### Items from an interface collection
● ● ● ● ● ● ●
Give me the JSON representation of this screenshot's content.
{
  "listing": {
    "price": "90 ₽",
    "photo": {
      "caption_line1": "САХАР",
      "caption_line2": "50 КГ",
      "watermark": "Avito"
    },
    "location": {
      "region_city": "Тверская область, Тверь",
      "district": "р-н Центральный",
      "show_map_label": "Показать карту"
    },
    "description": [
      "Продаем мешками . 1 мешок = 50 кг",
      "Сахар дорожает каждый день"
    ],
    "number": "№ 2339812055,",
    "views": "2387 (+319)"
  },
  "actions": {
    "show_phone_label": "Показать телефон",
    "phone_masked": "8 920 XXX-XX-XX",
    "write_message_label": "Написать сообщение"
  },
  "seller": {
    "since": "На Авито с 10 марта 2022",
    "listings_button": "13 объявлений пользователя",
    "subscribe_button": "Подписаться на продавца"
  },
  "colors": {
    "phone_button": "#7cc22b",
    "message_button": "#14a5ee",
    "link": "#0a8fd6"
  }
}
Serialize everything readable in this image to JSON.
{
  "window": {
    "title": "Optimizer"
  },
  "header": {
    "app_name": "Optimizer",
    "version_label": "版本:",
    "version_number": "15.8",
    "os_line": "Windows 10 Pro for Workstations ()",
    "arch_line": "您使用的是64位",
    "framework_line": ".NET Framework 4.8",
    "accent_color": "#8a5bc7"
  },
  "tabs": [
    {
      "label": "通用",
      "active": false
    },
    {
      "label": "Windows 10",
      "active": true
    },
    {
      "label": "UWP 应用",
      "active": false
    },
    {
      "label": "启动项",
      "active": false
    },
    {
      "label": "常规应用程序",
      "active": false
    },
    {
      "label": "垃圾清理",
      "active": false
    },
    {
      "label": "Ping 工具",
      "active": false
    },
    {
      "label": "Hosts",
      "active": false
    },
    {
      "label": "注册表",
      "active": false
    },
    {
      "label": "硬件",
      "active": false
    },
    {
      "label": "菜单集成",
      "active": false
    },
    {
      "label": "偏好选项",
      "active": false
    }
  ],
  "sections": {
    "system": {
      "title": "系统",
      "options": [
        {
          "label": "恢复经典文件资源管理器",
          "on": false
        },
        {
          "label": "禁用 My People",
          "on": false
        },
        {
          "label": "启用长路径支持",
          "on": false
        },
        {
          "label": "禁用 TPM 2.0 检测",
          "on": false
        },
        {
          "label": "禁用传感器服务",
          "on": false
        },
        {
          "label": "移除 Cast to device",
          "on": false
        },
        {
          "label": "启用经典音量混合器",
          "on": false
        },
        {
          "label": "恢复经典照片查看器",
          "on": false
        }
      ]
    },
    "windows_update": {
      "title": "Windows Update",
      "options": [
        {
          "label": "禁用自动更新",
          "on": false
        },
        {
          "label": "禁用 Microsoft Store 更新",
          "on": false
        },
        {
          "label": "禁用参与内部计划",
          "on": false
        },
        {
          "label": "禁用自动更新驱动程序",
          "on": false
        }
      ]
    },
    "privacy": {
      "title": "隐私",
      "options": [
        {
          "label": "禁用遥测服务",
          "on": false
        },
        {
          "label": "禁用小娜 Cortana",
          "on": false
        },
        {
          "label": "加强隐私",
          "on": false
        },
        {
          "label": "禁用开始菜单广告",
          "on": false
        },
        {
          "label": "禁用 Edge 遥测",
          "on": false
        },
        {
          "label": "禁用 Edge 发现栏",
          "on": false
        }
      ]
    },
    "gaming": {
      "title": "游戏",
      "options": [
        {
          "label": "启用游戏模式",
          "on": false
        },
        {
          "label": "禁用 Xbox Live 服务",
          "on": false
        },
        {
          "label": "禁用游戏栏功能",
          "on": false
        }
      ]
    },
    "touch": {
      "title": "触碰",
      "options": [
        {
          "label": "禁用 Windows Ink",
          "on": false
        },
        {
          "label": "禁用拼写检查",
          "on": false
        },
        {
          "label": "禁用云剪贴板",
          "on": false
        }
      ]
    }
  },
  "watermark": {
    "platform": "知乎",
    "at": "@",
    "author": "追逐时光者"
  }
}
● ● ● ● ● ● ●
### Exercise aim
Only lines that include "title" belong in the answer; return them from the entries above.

### Output of the task
    "title": "Optimizer"
      "title": "系统",
      "title": "Windows Update",
      "title": "隐私",
      "title": "游戏",
      "title": "触碰",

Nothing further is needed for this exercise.